Tesla gets go ahead for 100MW Powerpack system in South Australia

Remember when Tesla CEO Elon Musk promised that he could have a backup power solution in place for South Australia in 100 days? The promise came after South Australia experienced severe storms that caused a blackout, leaving 1.7 million residents without power. Musk and his company will now get the chance to make good on that promise, as Tesla has been given the go ahead to proceed with its energy storage system.

It's hard to imagine that Telsa wouldn't be awarded the contract after a promise like that, but nonetheless, it sounds like the South Australian government made the company go through its bidding process all the same. Tesla announced today that its bid had been accepted, and now work on a 100MW/129MWh Powerpack system will get underway.

The system is going up near Jamestown, South Australia and will be paired a wind farm Neoen has set up in the area. Tesla will be handling the storage of this energy exclusively and plans to have it completed by December 2017. When it's completed, Tesla says it will be the "largest lithium-ion battery storage project in the world."

In more specific terms, this Powerpack system will be able to store enough energy to power 30,000 homes. Not only will it be there for times when large-scale blackouts happen, but it can also contribute during times when South Australia's grid is under heavy load. In short, it will supply emergency power during blackouts and extra power at peak load times during the summer.

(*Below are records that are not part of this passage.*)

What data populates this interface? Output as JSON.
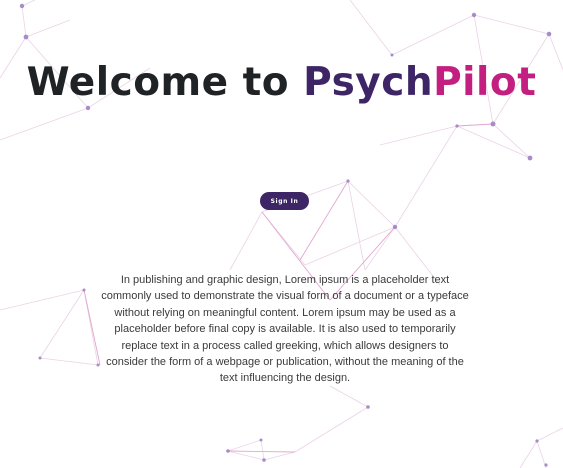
{
  "hero": {
    "title_part1": "Welcome to ",
    "title_part2": "Psych",
    "title_part3": "Pilot"
  },
  "auth": {
    "signin_label": "Sign In"
  },
  "content": {
    "description": "In publishing and graphic design, Lorem ipsum is a placeholder text commonly used to demonstrate the visual form of a document or a typeface without relying on meaningful content. Lorem ipsum may be used as a placeholder before final copy is available. It is also used to temporarily replace text in a process called greeking, which allows designers to consider the form of a webpage or publication, without the meaning of the text influencing the design."
  },
  "colors": {
    "title_dark": "#1f2326",
    "brand_purple": "#3d2566",
    "brand_magenta": "#c21f80",
    "network_node": "#a98bc8",
    "network_line": "#e6b6d6"
  }
}
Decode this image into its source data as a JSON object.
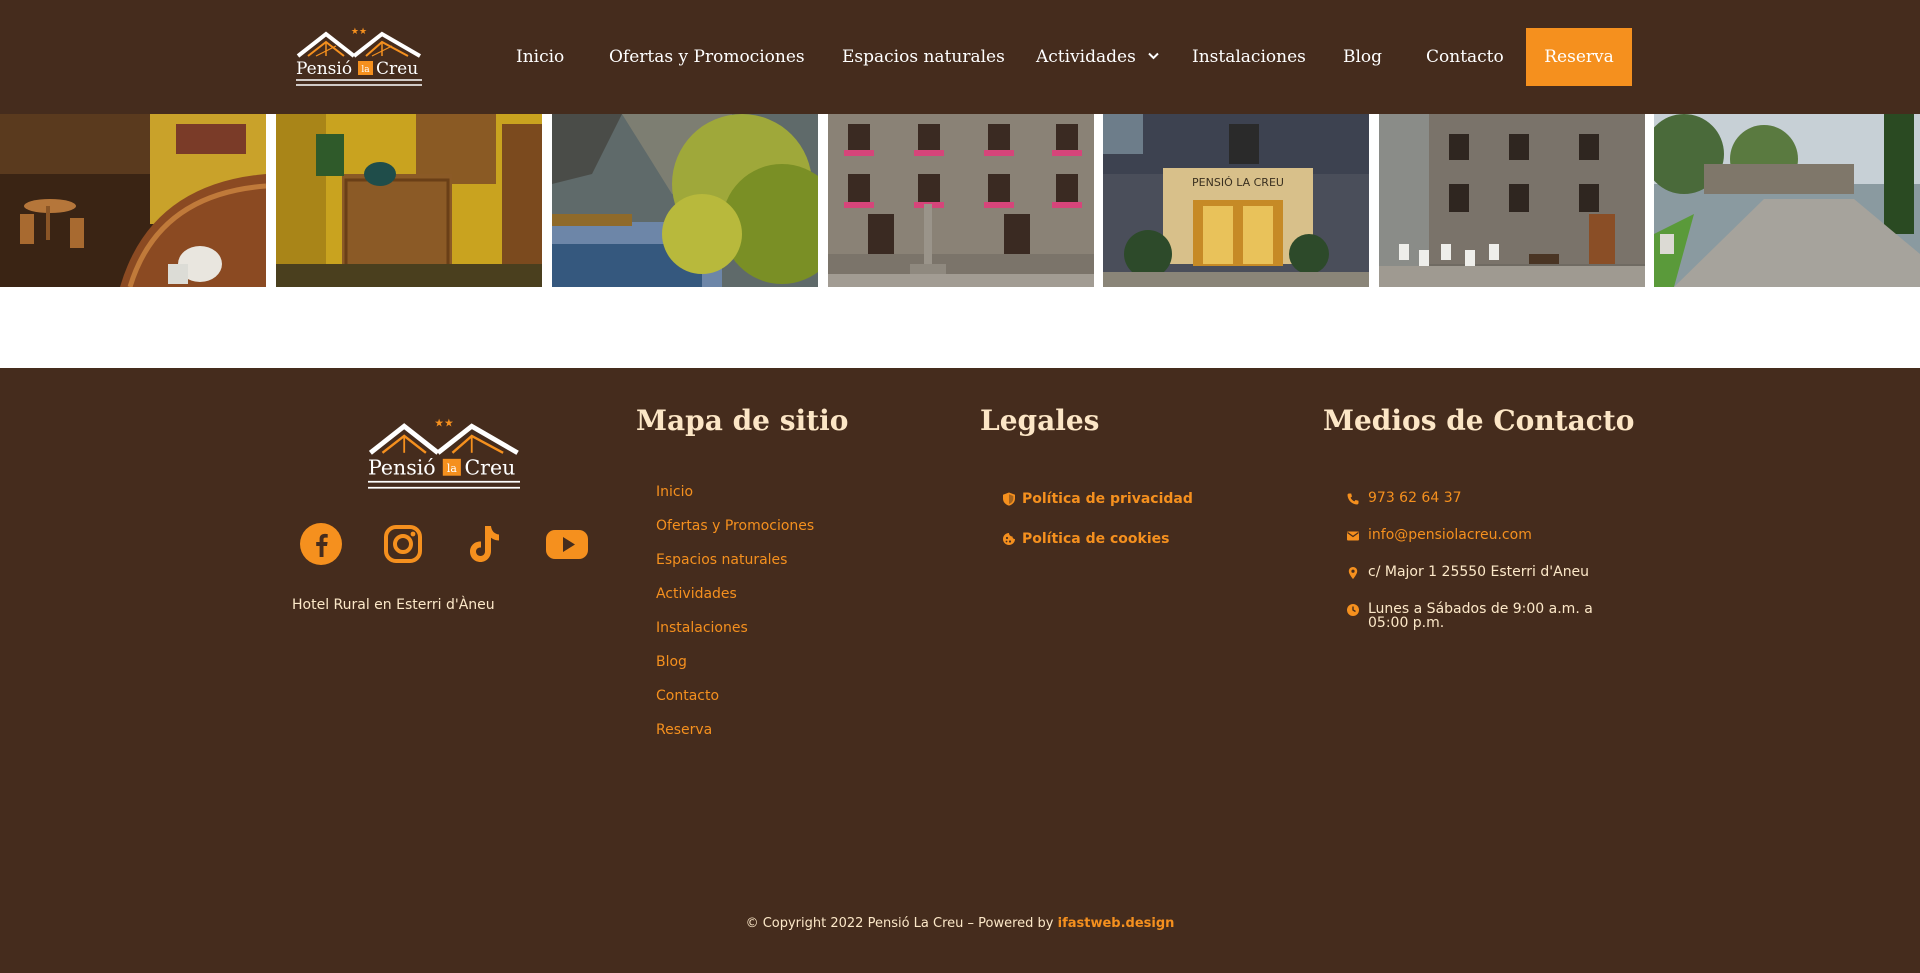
{
  "brand": {
    "name_left": "Pensió",
    "name_mid": "la",
    "name_right": "Creu",
    "stars": "★★"
  },
  "nav": {
    "items": [
      {
        "label": "Inicio"
      },
      {
        "label": "Ofertas y Promociones"
      },
      {
        "label": "Espacios naturales"
      },
      {
        "label": "Actividades"
      },
      {
        "label": "Instalaciones"
      },
      {
        "label": "Blog"
      },
      {
        "label": "Contacto"
      }
    ],
    "dropdown_icon": "chevron-down-icon",
    "reserva": "Reserva"
  },
  "gallery": {
    "photos": [
      {
        "subject": "bar-interior"
      },
      {
        "subject": "reception-desk"
      },
      {
        "subject": "lake-autumn"
      },
      {
        "subject": "stone-facade-flowers"
      },
      {
        "subject": "entrance-night"
      },
      {
        "subject": "terrace-facade"
      },
      {
        "subject": "village-road"
      }
    ]
  },
  "footer": {
    "tagline": "Hotel Rural en Esterri d'Àneu",
    "social": [
      {
        "icon": "facebook-icon"
      },
      {
        "icon": "instagram-icon"
      },
      {
        "icon": "tiktok-icon"
      },
      {
        "icon": "youtube-icon"
      }
    ],
    "sitemap": {
      "heading": "Mapa de sitio",
      "links": [
        "Inicio",
        "Ofertas y Promociones",
        "Espacios naturales",
        "Actividades",
        "Instalaciones",
        "Blog",
        "Contacto",
        "Reserva"
      ]
    },
    "legal": {
      "heading": "Legales",
      "links": [
        {
          "label": "Política de privacidad",
          "icon": "shield-icon"
        },
        {
          "label": "Política de cookies",
          "icon": "cookie-icon"
        }
      ]
    },
    "contact": {
      "heading": "Medios de Contacto",
      "phone": "973 62 64 37",
      "email": "info@pensiolacreu.com",
      "address": "c/ Major 1 25550 Esterri d'Aneu",
      "hours_line1": "Lunes a Sábados de 9:00 a.m. a",
      "hours_line2": "05:00 p.m."
    },
    "copyright_text": "© Copyright 2022 Pensió La Creu – Powered by ",
    "powered_link": "ifastweb.design"
  },
  "colors": {
    "background": "#452c1d",
    "accent": "#f5901e",
    "cream": "#fce8c8"
  }
}
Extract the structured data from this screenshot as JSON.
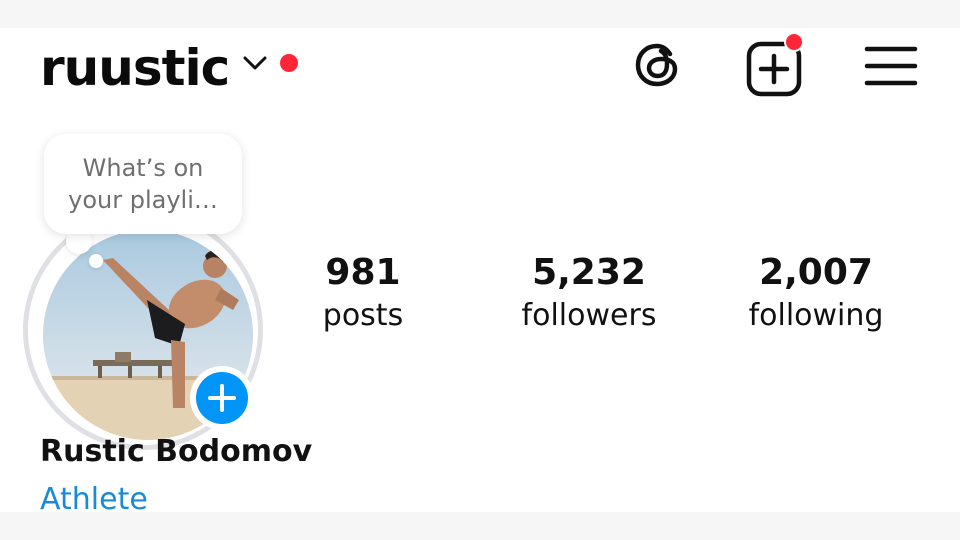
{
  "header": {
    "username": "ruustic",
    "icons": [
      "chevron-down-icon",
      "threads-icon",
      "create-post-icon",
      "menu-icon"
    ],
    "notification_color": "#ff2637"
  },
  "profile": {
    "note": "What’s on your playli…",
    "full_name": "Rustic Bodomov",
    "category": "Athlete",
    "category_color": "#1b8ad6",
    "add_story_color": "#0095f6"
  },
  "stats": {
    "posts": {
      "value": "981",
      "label": "posts"
    },
    "followers": {
      "value": "5,232",
      "label": "followers"
    },
    "following": {
      "value": "2,007",
      "label": "following"
    }
  }
}
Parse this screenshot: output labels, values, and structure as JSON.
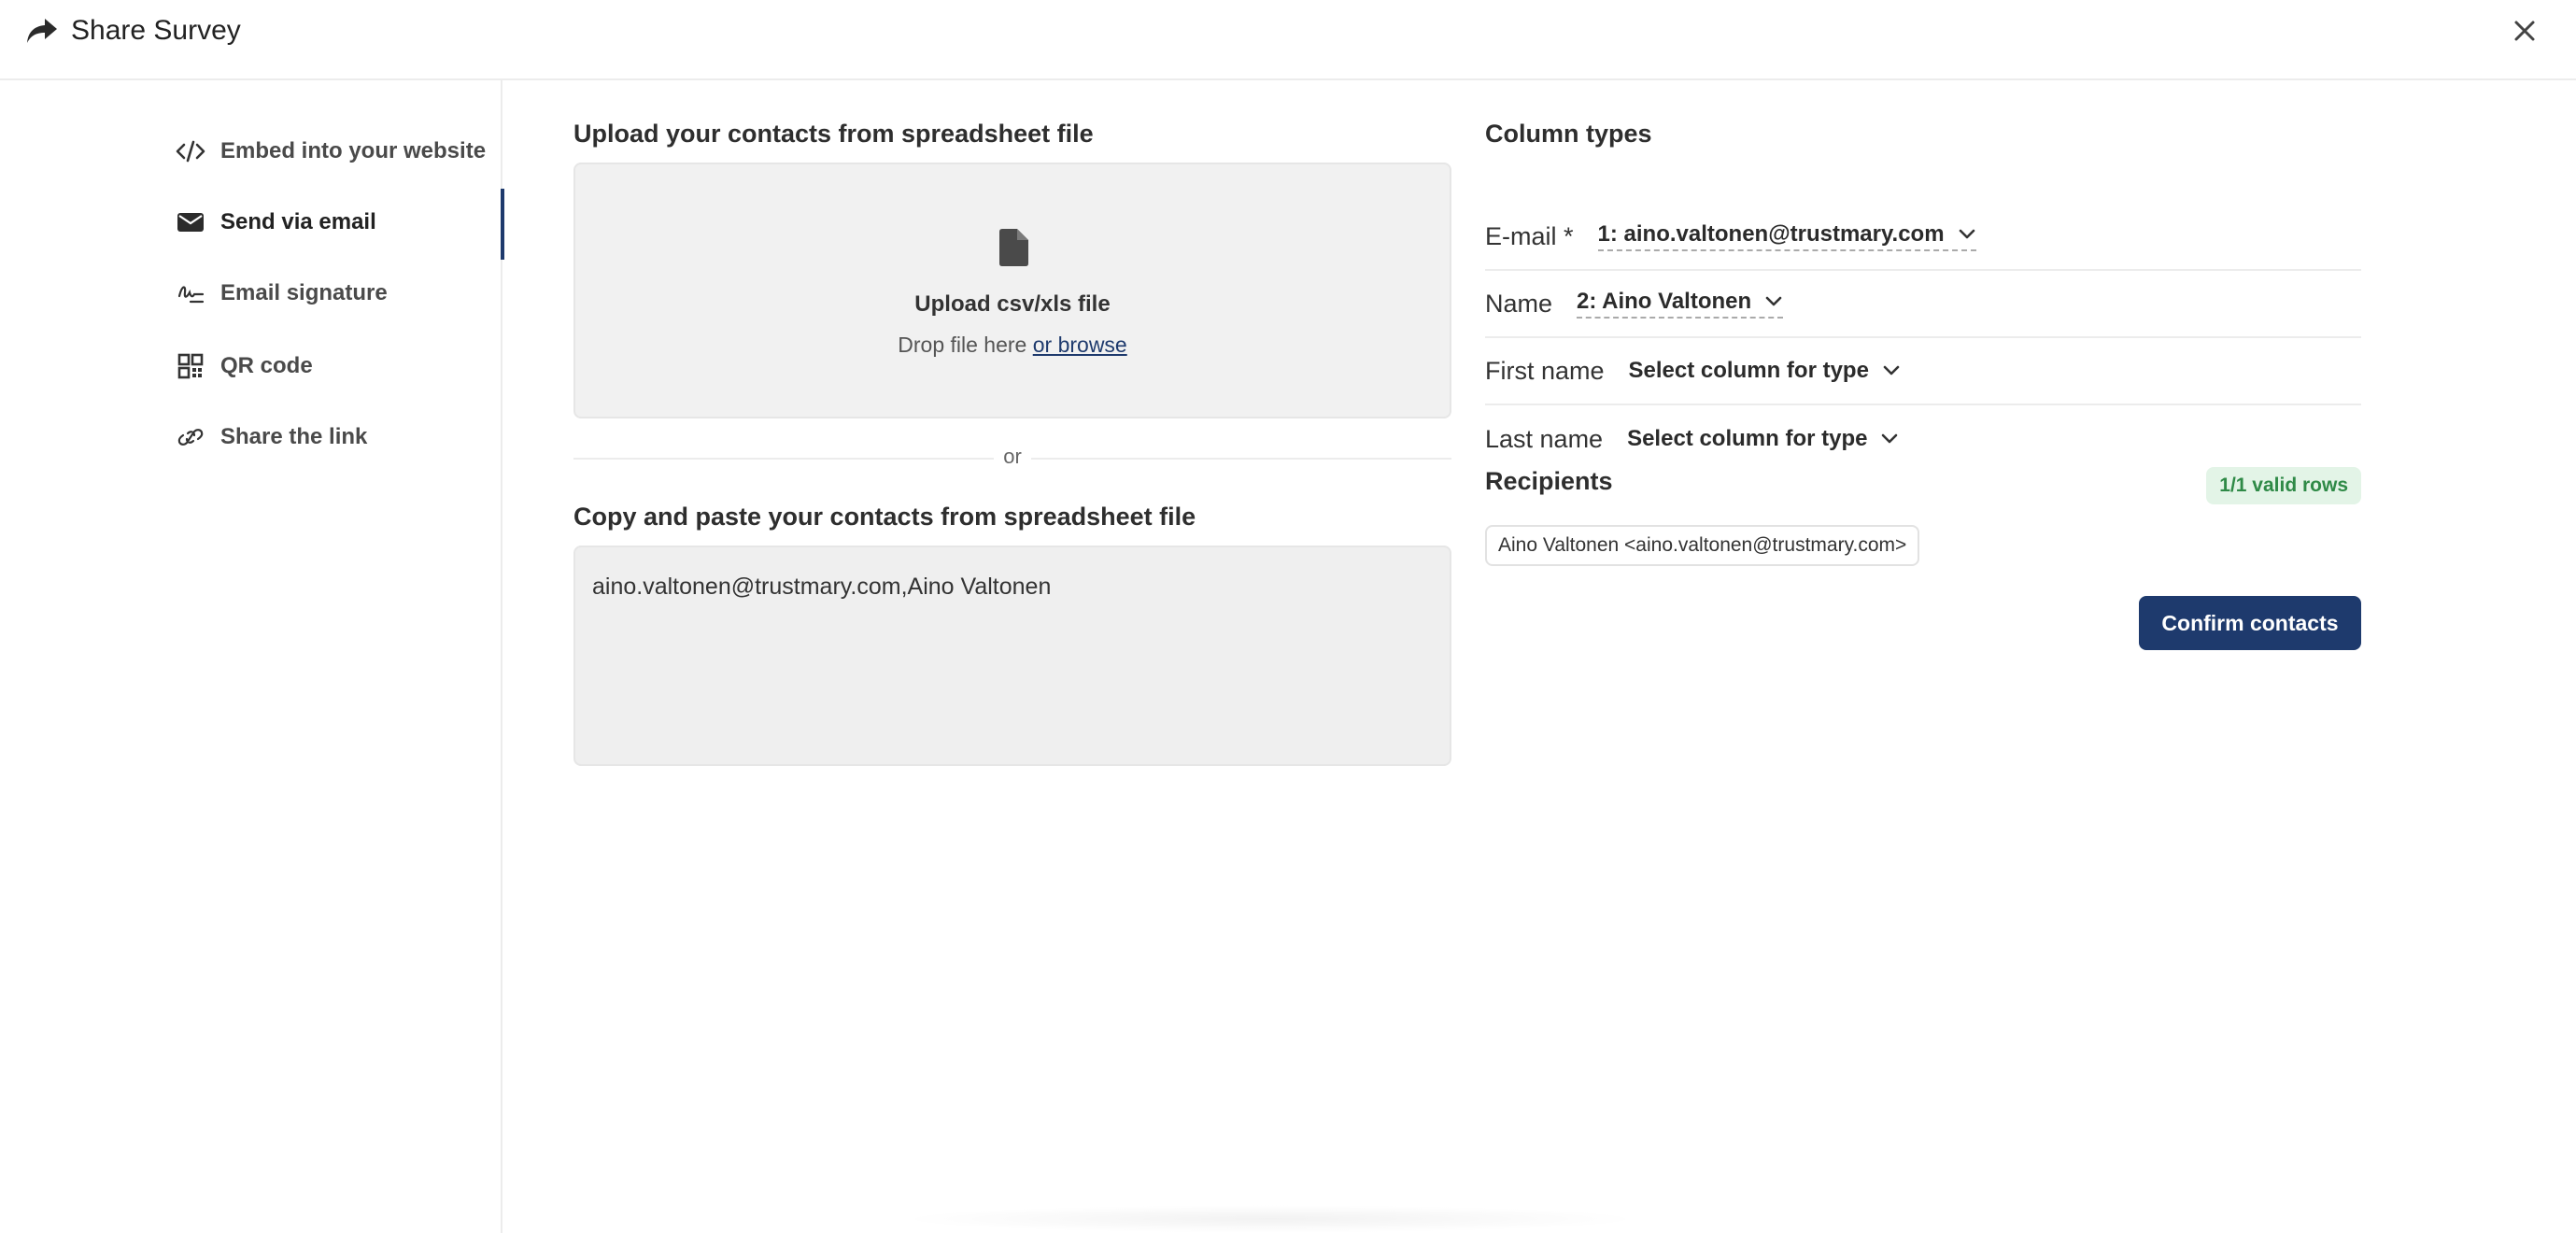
{
  "header": {
    "title": "Share Survey",
    "share_icon": "share-arrow-icon",
    "close_icon": "close-icon"
  },
  "sidebar": {
    "items": [
      {
        "label": "Embed into your website",
        "icon": "code-icon",
        "active": false
      },
      {
        "label": "Send via email",
        "icon": "envelope-icon",
        "active": true
      },
      {
        "label": "Email signature",
        "icon": "signature-icon",
        "active": false
      },
      {
        "label": "QR code",
        "icon": "qr-code-icon",
        "active": false
      },
      {
        "label": "Share the link",
        "icon": "link-icon",
        "active": false
      }
    ]
  },
  "upload": {
    "section_title": "Upload your contacts from spreadsheet file",
    "box_title": "Upload csv/xls file",
    "drop_text": "Drop file here ",
    "browse_link": "or browse",
    "or_text": "or"
  },
  "paste": {
    "section_title": "Copy and paste your contacts from spreadsheet file",
    "value": "aino.valtonen@trustmary.com,Aino Valtonen"
  },
  "column_types": {
    "title": "Column types",
    "rows": [
      {
        "label": "E-mail *",
        "selected": "1: aino.valtonen@trustmary.com"
      },
      {
        "label": "Name",
        "selected": "2: Aino Valtonen"
      },
      {
        "label": "First name",
        "selected": "Select column for type"
      },
      {
        "label": "Last name",
        "selected": "Select column for type"
      }
    ]
  },
  "recipients": {
    "title": "Recipients",
    "valid_badge": "1/1 valid rows",
    "chips": [
      "Aino Valtonen <aino.valtonen@trustmary.com>"
    ],
    "confirm_label": "Confirm contacts"
  },
  "colors": {
    "accent": "#1e3a6d",
    "success_text": "#2f8a47",
    "success_bg": "#e3f4e7"
  }
}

Beyond this new Powerpack system, Tesla has also started installing Powerwall batteries in homes throughout South Australia, giving individual households the ability to store power for use in times of shortages as well. This new system should help a lot when it comes to the stability of South Australia's power grid, so once it's up and running, hopefully we won't hear about the country's electricy struggles as much.